The residents that call the Short Hill Mountain area their home continue to monitor AT&T’s activities on the mountain’s ridge, following the tech giant’s abrupt withdrawal of permit applications to build a new “substation transmission” there.
A county decision to withhold certain project details as part of a Freedom of Information Act exemption has kept those who oppose the project in the dark. And, despite a recent meeting with the county, citizens are getting impatient at the lack of responsiveness to their complaints, about, among other things, the bright lights that now burn throughout the night at the site.
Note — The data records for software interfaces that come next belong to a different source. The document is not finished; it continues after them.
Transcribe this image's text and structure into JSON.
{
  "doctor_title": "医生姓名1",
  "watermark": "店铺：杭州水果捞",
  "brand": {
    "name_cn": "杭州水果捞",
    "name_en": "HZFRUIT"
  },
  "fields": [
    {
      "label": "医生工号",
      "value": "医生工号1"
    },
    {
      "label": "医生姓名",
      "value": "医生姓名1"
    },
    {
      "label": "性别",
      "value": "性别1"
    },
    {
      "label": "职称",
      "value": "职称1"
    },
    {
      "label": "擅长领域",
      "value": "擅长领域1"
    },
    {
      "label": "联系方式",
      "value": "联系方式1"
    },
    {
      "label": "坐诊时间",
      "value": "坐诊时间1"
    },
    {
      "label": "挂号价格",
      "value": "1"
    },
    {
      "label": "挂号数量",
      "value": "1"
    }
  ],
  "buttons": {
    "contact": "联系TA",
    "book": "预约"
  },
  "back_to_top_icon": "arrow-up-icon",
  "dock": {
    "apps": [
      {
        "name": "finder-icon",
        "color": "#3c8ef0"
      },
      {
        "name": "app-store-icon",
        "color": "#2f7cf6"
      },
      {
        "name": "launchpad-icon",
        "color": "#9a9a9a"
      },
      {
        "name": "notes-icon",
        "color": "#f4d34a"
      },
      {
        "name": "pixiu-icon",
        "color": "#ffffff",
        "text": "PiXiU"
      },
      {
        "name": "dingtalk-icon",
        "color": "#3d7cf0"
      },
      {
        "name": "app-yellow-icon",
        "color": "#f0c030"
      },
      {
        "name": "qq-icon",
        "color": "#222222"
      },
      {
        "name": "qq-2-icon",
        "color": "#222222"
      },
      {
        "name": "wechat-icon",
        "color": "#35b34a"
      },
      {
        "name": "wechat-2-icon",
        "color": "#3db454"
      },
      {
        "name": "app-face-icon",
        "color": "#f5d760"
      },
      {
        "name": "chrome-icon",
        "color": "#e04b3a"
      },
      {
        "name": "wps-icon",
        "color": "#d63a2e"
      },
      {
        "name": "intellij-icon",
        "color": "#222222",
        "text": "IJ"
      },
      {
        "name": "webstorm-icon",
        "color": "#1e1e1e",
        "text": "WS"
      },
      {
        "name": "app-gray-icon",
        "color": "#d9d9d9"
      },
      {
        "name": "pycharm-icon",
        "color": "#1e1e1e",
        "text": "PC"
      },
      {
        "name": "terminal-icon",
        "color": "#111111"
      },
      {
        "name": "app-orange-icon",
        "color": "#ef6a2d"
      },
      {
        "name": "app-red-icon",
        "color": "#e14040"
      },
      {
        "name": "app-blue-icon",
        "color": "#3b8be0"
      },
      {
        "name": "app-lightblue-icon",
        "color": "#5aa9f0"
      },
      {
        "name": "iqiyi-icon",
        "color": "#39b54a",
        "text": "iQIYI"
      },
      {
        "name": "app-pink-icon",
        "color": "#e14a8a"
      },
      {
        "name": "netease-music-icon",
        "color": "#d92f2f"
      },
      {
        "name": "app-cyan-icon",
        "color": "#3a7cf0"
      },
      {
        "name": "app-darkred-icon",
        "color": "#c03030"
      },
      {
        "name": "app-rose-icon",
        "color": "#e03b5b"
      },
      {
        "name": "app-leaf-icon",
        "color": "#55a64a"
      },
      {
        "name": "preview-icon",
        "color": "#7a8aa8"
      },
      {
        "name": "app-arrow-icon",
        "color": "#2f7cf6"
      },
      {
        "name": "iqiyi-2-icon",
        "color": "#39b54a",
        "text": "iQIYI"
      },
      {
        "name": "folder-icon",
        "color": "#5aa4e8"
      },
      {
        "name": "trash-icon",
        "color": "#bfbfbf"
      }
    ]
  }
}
AT&T has recently applied for a several new permits (VSMP-0016-0098 and WAIV-2016-0055), which appear to relate to a stormwater management plan and a waiver from the requirements of that plan. But, no one seems sure what that work it is for, as the FOIA exemption is keeping permit details out of the public domain.
Neighbors are clamoring for action from the Board of Supervisors, and see the ongoing lack of clarity as another example of AT&T’s posture of testing the boundaries of what makes a good neighbor.
AT&T has, they feel, been given the benefit of the doubt ever since – as this paper reported –AT&T’s original permit requests “went down in smoke” last June. AT&T claims that what they’re doing is a “continuation of a current use.” But, that’s the safe answer, as activities related to that use are the only thing currently permitted at this site. ?Despite repeated attempts, the use is still unclear nearly 6 months later, say neighbors.